═════ SOURCE MATERIAL ═════

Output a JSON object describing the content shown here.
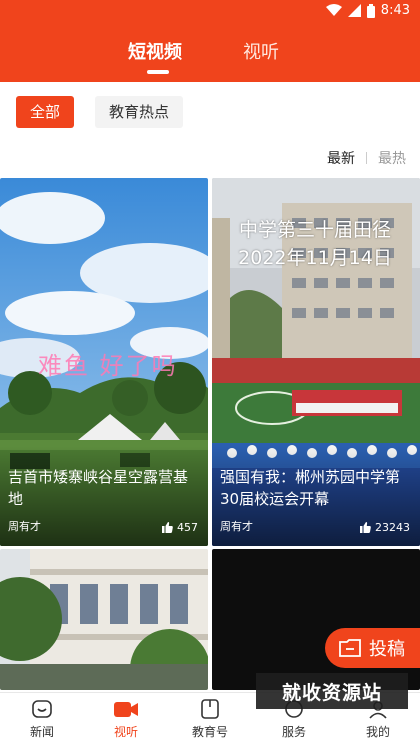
{
  "status_bar": {
    "time": "8:43"
  },
  "header": {
    "tabs": [
      {
        "label": "短视频",
        "active": true
      },
      {
        "label": "视听",
        "active": false
      }
    ]
  },
  "filters": {
    "chips": [
      {
        "label": "全部",
        "active": true
      },
      {
        "label": "教育热点",
        "active": false
      }
    ]
  },
  "sort": {
    "latest": "最新",
    "hottest": "最热"
  },
  "videos": [
    {
      "title": "吉首市矮寨峡谷星空露营基地",
      "author": "周有才",
      "likes": "457",
      "overlay_text": "难鱼 好了吗"
    },
    {
      "title": "强国有我：郴州苏园中学第30届校运会开幕",
      "author": "周有才",
      "likes": "23243",
      "overlay_line1": "中学第三十届田径",
      "overlay_line2": "2022年11月14日"
    }
  ],
  "contribute": {
    "label": "投稿"
  },
  "watermark": {
    "text": "就收资源站"
  },
  "tabbar": {
    "items": [
      {
        "label": "新闻",
        "icon": "news-icon",
        "active": false
      },
      {
        "label": "视听",
        "icon": "video-icon",
        "active": true
      },
      {
        "label": "教育号",
        "icon": "book-icon",
        "active": false
      },
      {
        "label": "服务",
        "icon": "service-icon",
        "active": false
      },
      {
        "label": "我的",
        "icon": "profile-icon",
        "active": false
      }
    ]
  },
  "colors": {
    "accent": "#f0441c"
  }
}
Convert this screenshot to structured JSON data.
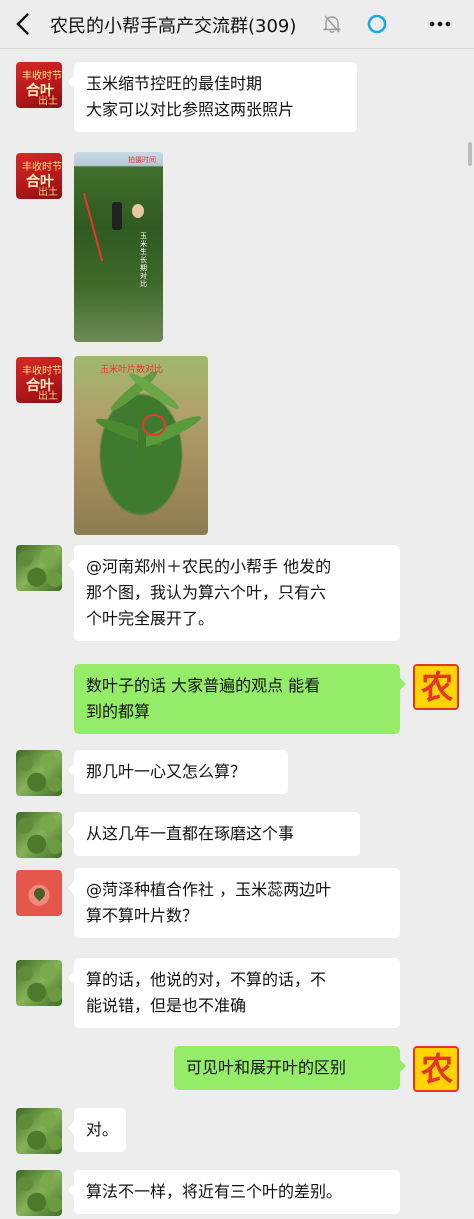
{
  "header": {
    "title": "农民的小帮手高产交流群(309)",
    "back_icon": "chevron-left-icon",
    "mute_icon": "bell-mute-icon",
    "ring_icon": "ring-icon",
    "more_icon": "more-dots-icon"
  },
  "avatars": {
    "book_text_1": "丰收时节",
    "book_text_2": "合叶",
    "book_text_3": "出土"
  },
  "messages": [
    {
      "lines": [
        "玉米缩节控旺的最佳时期",
        "大家可以对比参照这两张照片"
      ]
    },
    {
      "photo_label": "拍摄时间",
      "photo_vlabel": "玉米生长期对比"
    },
    {
      "photo_label": "玉米叶片数对比"
    },
    {
      "lines": [
        "@河南郑州＋农民的小帮手  他发的",
        "那个图，我认为算六个叶，只有六",
        "个叶完全展开了。"
      ]
    },
    {
      "lines": [
        "数叶子的话   大家普遍的观点  能看",
        "到的都算"
      ],
      "avatar_glyph": "农"
    },
    {
      "lines": [
        "那几叶一心又怎么算？"
      ]
    },
    {
      "lines": [
        "从这几年一直都在琢磨这个事"
      ]
    },
    {
      "lines": [
        "@菏泽种植合作社 ，玉米蕊两边叶",
        "算不算叶片数？"
      ]
    },
    {
      "lines": [
        "算的话，他说的对，不算的话，不",
        "能说错，但是也不准确"
      ]
    },
    {
      "lines": [
        "可见叶和展开叶的区别"
      ],
      "avatar_glyph": "农"
    },
    {
      "lines": [
        "对。"
      ]
    },
    {
      "lines": [
        "算法不一样，将近有三个叶的差别。"
      ]
    }
  ],
  "colors": {
    "background": "#ededed",
    "bubble_left": "#ffffff",
    "bubble_right": "#95ec69",
    "ring_accent": "#1aa7ec"
  }
}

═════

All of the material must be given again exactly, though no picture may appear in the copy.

TASK RESULT:
Output a JSON object describing the content shown here.
{
  "status_bar": {
    "time": "8:43"
  },
  "header": {
    "tabs": [
      {
        "label": "短视频",
        "active": true
      },
      {
        "label": "视听",
        "active": false
      }
    ]
  },
  "filters": {
    "chips": [
      {
        "label": "全部",
        "active": true
      },
      {
        "label": "教育热点",
        "active": false
      }
    ]
  },
  "sort": {
    "latest": "最新",
    "hottest": "最热"
  },
  "videos": [
    {
      "title": "吉首市矮寨峡谷星空露营基地",
      "author": "周有才",
      "likes": "457",
      "overlay_text": "难鱼 好了吗"
    },
    {
      "title": "强国有我：郴州苏园中学第30届校运会开幕",
      "author": "周有才",
      "likes": "23243",
      "overlay_line1": "中学第三十届田径",
      "overlay_line2": "2022年11月14日"
    }
  ],
  "contribute": {
    "label": "投稿"
  },
  "watermark": {
    "text": "就收资源站"
  },
  "tabbar": {
    "items": [
      {
        "label": "新闻",
        "icon": "news-icon",
        "active": false
      },
      {
        "label": "视听",
        "icon": "video-icon",
        "active": true
      },
      {
        "label": "教育号",
        "icon": "book-icon",
        "active": false
      },
      {
        "label": "服务",
        "icon": "service-icon",
        "active": false
      },
      {
        "label": "我的",
        "icon": "profile-icon",
        "active": false
      }
    ]
  },
  "colors": {
    "accent": "#f0441c"
  }
}
Convert this screenshot to structured JSON data.
{
  "header": {
    "title": "农民的小帮手高产交流群(309)",
    "back_icon": "chevron-left-icon",
    "mute_icon": "bell-mute-icon",
    "ring_icon": "ring-icon",
    "more_icon": "more-dots-icon"
  },
  "avatars": {
    "book_text_1": "丰收时节",
    "book_text_2": "合叶",
    "book_text_3": "出土"
  },
  "messages": [
    {
      "lines": [
        "玉米缩节控旺的最佳时期",
        "大家可以对比参照这两张照片"
      ]
    },
    {
      "photo_label": "拍摄时间",
      "photo_vlabel": "玉米生长期对比"
    },
    {
      "photo_label": "玉米叶片数对比"
    },
    {
      "lines": [
        "@河南郑州＋农民的小帮手  他发的",
        "那个图，我认为算六个叶，只有六",
        "个叶完全展开了。"
      ]
    },
    {
      "lines": [
        "数叶子的话   大家普遍的观点  能看",
        "到的都算"
      ],
      "avatar_glyph": "农"
    },
    {
      "lines": [
        "那几叶一心又怎么算？"
      ]
    },
    {
      "lines": [
        "从这几年一直都在琢磨这个事"
      ]
    },
    {
      "lines": [
        "@菏泽种植合作社 ，玉米蕊两边叶",
        "算不算叶片数？"
      ]
    },
    {
      "lines": [
        "算的话，他说的对，不算的话，不",
        "能说错，但是也不准确"
      ]
    },
    {
      "lines": [
        "可见叶和展开叶的区别"
      ],
      "avatar_glyph": "农"
    },
    {
      "lines": [
        "对。"
      ]
    },
    {
      "lines": [
        "算法不一样，将近有三个叶的差别。"
      ]
    }
  ],
  "colors": {
    "background": "#ededed",
    "bubble_left": "#ffffff",
    "bubble_right": "#95ec69",
    "ring_accent": "#1aa7ec"
  }
}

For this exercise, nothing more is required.